INSTRUCTIONS FOR THE TASK:
This task calls for printing every entry exactly.

————————

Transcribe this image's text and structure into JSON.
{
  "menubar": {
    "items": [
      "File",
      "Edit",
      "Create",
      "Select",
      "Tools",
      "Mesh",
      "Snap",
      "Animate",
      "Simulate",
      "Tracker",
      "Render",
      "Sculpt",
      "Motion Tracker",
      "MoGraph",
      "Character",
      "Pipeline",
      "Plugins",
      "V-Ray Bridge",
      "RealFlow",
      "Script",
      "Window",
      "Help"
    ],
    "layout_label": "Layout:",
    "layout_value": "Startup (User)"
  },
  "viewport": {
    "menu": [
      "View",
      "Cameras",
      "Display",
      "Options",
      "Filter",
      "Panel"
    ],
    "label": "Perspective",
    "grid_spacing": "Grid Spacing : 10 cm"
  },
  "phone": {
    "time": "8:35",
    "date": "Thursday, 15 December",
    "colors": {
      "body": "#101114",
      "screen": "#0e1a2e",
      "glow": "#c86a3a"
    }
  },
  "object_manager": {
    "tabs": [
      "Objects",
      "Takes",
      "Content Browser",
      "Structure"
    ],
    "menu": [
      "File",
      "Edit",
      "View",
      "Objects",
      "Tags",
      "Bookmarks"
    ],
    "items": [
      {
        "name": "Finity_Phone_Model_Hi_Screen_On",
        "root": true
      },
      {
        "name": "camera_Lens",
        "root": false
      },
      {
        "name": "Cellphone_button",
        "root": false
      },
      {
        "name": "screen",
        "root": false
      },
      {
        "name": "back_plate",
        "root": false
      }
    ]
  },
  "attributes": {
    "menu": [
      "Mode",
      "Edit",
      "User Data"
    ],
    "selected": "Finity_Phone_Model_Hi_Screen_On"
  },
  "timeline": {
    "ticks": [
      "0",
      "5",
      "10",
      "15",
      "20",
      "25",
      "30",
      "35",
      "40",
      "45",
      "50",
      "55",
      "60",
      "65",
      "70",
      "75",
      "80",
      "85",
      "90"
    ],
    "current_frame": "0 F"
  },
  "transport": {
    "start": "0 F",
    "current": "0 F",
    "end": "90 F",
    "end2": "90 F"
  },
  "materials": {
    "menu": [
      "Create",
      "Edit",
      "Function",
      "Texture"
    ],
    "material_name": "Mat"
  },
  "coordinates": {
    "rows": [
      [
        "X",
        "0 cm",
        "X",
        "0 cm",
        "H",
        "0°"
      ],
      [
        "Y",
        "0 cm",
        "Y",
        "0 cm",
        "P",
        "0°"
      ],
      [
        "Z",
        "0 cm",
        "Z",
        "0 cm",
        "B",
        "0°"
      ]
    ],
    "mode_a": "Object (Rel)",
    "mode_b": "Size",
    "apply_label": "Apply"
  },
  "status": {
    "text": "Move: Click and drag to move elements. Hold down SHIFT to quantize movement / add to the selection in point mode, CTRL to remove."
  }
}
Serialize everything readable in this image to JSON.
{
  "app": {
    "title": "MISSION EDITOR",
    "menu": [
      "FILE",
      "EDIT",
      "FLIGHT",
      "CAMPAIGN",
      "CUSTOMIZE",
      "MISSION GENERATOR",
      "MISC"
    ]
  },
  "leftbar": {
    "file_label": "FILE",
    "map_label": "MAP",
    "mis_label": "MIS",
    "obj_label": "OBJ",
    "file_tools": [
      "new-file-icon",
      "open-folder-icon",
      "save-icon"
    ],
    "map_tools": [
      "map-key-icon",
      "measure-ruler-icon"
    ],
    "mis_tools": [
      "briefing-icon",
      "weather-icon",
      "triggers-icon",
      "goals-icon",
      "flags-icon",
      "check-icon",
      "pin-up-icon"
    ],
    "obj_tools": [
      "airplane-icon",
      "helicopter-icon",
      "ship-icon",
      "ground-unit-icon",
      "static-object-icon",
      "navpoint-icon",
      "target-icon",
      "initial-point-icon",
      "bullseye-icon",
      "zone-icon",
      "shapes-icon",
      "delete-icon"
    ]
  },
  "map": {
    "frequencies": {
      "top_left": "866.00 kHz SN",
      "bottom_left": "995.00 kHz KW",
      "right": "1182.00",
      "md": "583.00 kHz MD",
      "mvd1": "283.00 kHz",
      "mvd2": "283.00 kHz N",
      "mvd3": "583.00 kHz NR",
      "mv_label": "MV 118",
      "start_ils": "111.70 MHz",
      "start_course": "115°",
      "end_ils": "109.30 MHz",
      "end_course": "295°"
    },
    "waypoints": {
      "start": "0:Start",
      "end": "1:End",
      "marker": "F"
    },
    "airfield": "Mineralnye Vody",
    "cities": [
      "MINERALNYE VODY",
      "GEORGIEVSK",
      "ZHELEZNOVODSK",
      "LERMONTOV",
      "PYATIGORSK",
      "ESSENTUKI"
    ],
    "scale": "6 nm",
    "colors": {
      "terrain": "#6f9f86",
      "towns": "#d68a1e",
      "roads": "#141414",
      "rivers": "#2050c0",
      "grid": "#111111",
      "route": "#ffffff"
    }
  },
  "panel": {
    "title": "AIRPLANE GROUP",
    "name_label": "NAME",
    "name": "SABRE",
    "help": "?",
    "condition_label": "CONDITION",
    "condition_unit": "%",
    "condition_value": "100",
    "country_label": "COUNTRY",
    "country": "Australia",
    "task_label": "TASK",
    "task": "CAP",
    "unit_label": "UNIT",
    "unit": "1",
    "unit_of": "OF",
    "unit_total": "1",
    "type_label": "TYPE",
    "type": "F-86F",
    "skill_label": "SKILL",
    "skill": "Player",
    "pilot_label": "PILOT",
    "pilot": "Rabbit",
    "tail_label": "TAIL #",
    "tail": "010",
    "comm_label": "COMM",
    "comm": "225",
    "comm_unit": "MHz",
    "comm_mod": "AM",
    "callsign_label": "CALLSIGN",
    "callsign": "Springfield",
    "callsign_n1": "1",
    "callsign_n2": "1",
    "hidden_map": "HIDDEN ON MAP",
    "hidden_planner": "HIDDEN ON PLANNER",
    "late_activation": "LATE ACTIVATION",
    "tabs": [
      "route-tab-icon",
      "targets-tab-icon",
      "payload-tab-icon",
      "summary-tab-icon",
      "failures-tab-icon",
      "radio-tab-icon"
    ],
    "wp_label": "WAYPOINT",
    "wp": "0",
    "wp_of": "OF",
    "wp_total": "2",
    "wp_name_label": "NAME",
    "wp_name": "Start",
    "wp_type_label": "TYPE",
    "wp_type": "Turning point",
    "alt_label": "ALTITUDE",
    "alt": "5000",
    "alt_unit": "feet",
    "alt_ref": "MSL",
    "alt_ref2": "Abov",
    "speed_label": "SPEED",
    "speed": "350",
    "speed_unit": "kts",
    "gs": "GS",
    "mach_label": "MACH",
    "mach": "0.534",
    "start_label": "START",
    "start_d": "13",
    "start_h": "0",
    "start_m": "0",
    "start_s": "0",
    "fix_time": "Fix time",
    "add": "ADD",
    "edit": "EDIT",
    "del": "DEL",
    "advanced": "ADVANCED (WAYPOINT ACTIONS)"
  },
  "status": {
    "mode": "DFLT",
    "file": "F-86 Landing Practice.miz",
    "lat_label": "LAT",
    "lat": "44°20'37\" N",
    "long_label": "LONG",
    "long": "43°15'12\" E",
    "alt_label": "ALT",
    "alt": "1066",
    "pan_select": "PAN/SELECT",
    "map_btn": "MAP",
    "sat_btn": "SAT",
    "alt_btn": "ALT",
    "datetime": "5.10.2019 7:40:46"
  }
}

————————

RESULT OF THIS EXERCISE:
Transcribe this image's text and structure into JSON.
{
  "menubar": {
    "items": [
      "File",
      "Edit",
      "Create",
      "Select",
      "Tools",
      "Mesh",
      "Snap",
      "Animate",
      "Simulate",
      "Tracker",
      "Render",
      "Sculpt",
      "Motion Tracker",
      "MoGraph",
      "Character",
      "Pipeline",
      "Plugins",
      "V-Ray Bridge",
      "RealFlow",
      "Script",
      "Window",
      "Help"
    ],
    "layout_label": "Layout:",
    "layout_value": "Startup (User)"
  },
  "viewport": {
    "menu": [
      "View",
      "Cameras",
      "Display",
      "Options",
      "Filter",
      "Panel"
    ],
    "label": "Perspective",
    "grid_spacing": "Grid Spacing : 10 cm"
  },
  "phone": {
    "time": "8:35",
    "date": "Thursday, 15 December",
    "colors": {
      "body": "#101114",
      "screen": "#0e1a2e",
      "glow": "#c86a3a"
    }
  },
  "object_manager": {
    "tabs": [
      "Objects",
      "Takes",
      "Content Browser",
      "Structure"
    ],
    "menu": [
      "File",
      "Edit",
      "View",
      "Objects",
      "Tags",
      "Bookmarks"
    ],
    "items": [
      {
        "name": "Finity_Phone_Model_Hi_Screen_On",
        "root": true
      },
      {
        "name": "camera_Lens",
        "root": false
      },
      {
        "name": "Cellphone_button",
        "root": false
      },
      {
        "name": "screen",
        "root": false
      },
      {
        "name": "back_plate",
        "root": false
      }
    ]
  },
  "attributes": {
    "menu": [
      "Mode",
      "Edit",
      "User Data"
    ],
    "selected": "Finity_Phone_Model_Hi_Screen_On"
  },
  "timeline": {
    "ticks": [
      "0",
      "5",
      "10",
      "15",
      "20",
      "25",
      "30",
      "35",
      "40",
      "45",
      "50",
      "55",
      "60",
      "65",
      "70",
      "75",
      "80",
      "85",
      "90"
    ],
    "current_frame": "0 F"
  },
  "transport": {
    "start": "0 F",
    "current": "0 F",
    "end": "90 F",
    "end2": "90 F"
  },
  "materials": {
    "menu": [
      "Create",
      "Edit",
      "Function",
      "Texture"
    ],
    "material_name": "Mat"
  },
  "coordinates": {
    "rows": [
      [
        "X",
        "0 cm",
        "X",
        "0 cm",
        "H",
        "0°"
      ],
      [
        "Y",
        "0 cm",
        "Y",
        "0 cm",
        "P",
        "0°"
      ],
      [
        "Z",
        "0 cm",
        "Z",
        "0 cm",
        "B",
        "0°"
      ]
    ],
    "mode_a": "Object (Rel)",
    "mode_b": "Size",
    "apply_label": "Apply"
  },
  "status": {
    "text": "Move: Click and drag to move elements. Hold down SHIFT to quantize movement / add to the selection in point mode, CTRL to remove."
  }
}
Serialize everything readable in this image to JSON.
{
  "app": {
    "title": "MISSION EDITOR",
    "menu": [
      "FILE",
      "EDIT",
      "FLIGHT",
      "CAMPAIGN",
      "CUSTOMIZE",
      "MISSION GENERATOR",
      "MISC"
    ]
  },
  "leftbar": {
    "file_label": "FILE",
    "map_label": "MAP",
    "mis_label": "MIS",
    "obj_label": "OBJ",
    "file_tools": [
      "new-file-icon",
      "open-folder-icon",
      "save-icon"
    ],
    "map_tools": [
      "map-key-icon",
      "measure-ruler-icon"
    ],
    "mis_tools": [
      "briefing-icon",
      "weather-icon",
      "triggers-icon",
      "goals-icon",
      "flags-icon",
      "check-icon",
      "pin-up-icon"
    ],
    "obj_tools": [
      "airplane-icon",
      "helicopter-icon",
      "ship-icon",
      "ground-unit-icon",
      "static-object-icon",
      "navpoint-icon",
      "target-icon",
      "initial-point-icon",
      "bullseye-icon",
      "zone-icon",
      "shapes-icon",
      "delete-icon"
    ]
  },
  "map": {
    "frequencies": {
      "top_left": "866.00 kHz SN",
      "bottom_left": "995.00 kHz KW",
      "right": "1182.00",
      "md": "583.00 kHz MD",
      "mvd1": "283.00 kHz",
      "mvd2": "283.00 kHz N",
      "mvd3": "583.00 kHz NR",
      "mv_label": "MV 118",
      "start_ils": "111.70 MHz",
      "start_course": "115°",
      "end_ils": "109.30 MHz",
      "end_course": "295°"
    },
    "waypoints": {
      "start": "0:Start",
      "end": "1:End",
      "marker": "F"
    },
    "airfield": "Mineralnye Vody",
    "cities": [
      "MINERALNYE VODY",
      "GEORGIEVSK",
      "ZHELEZNOVODSK",
      "LERMONTOV",
      "PYATIGORSK",
      "ESSENTUKI"
    ],
    "scale": "6 nm",
    "colors": {
      "terrain": "#6f9f86",
      "towns": "#d68a1e",
      "roads": "#141414",
      "rivers": "#2050c0",
      "grid": "#111111",
      "route": "#ffffff"
    }
  },
  "panel": {
    "title": "AIRPLANE GROUP",
    "name_label": "NAME",
    "name": "SABRE",
    "help": "?",
    "condition_label": "CONDITION",
    "condition_unit": "%",
    "condition_value": "100",
    "country_label": "COUNTRY",
    "country": "Australia",
    "task_label": "TASK",
    "task": "CAP",
    "unit_label": "UNIT",
    "unit": "1",
    "unit_of": "OF",
    "unit_total": "1",
    "type_label": "TYPE",
    "type": "F-86F",
    "skill_label": "SKILL",
    "skill": "Player",
    "pilot_label": "PILOT",
    "pilot": "Rabbit",
    "tail_label": "TAIL #",
    "tail": "010",
    "comm_label": "COMM",
    "comm": "225",
    "comm_unit": "MHz",
    "comm_mod": "AM",
    "callsign_label": "CALLSIGN",
    "callsign": "Springfield",
    "callsign_n1": "1",
    "callsign_n2": "1",
    "hidden_map": "HIDDEN ON MAP",
    "hidden_planner": "HIDDEN ON PLANNER",
    "late_activation": "LATE ACTIVATION",
    "tabs": [
      "route-tab-icon",
      "targets-tab-icon",
      "payload-tab-icon",
      "summary-tab-icon",
      "failures-tab-icon",
      "radio-tab-icon"
    ],
    "wp_label": "WAYPOINT",
    "wp": "0",
    "wp_of": "OF",
    "wp_total": "2",
    "wp_name_label": "NAME",
    "wp_name": "Start",
    "wp_type_label": "TYPE",
    "wp_type": "Turning point",
    "alt_label": "ALTITUDE",
    "alt": "5000",
    "alt_unit": "feet",
    "alt_ref": "MSL",
    "alt_ref2": "Abov",
    "speed_label": "SPEED",
    "speed": "350",
    "speed_unit": "kts",
    "gs": "GS",
    "mach_label": "MACH",
    "mach": "0.534",
    "start_label": "START",
    "start_d": "13",
    "start_h": "0",
    "start_m": "0",
    "start_s": "0",
    "fix_time": "Fix time",
    "add": "ADD",
    "edit": "EDIT",
    "del": "DEL",
    "advanced": "ADVANCED (WAYPOINT ACTIONS)"
  },
  "status": {
    "mode": "DFLT",
    "file": "F-86 Landing Practice.miz",
    "lat_label": "LAT",
    "lat": "44°20'37\" N",
    "long_label": "LONG",
    "long": "43°15'12\" E",
    "alt_label": "ALT",
    "alt": "1066",
    "pan_select": "PAN/SELECT",
    "map_btn": "MAP",
    "sat_btn": "SAT",
    "alt_btn": "ALT",
    "datetime": "5.10.2019 7:40:46"
  }
}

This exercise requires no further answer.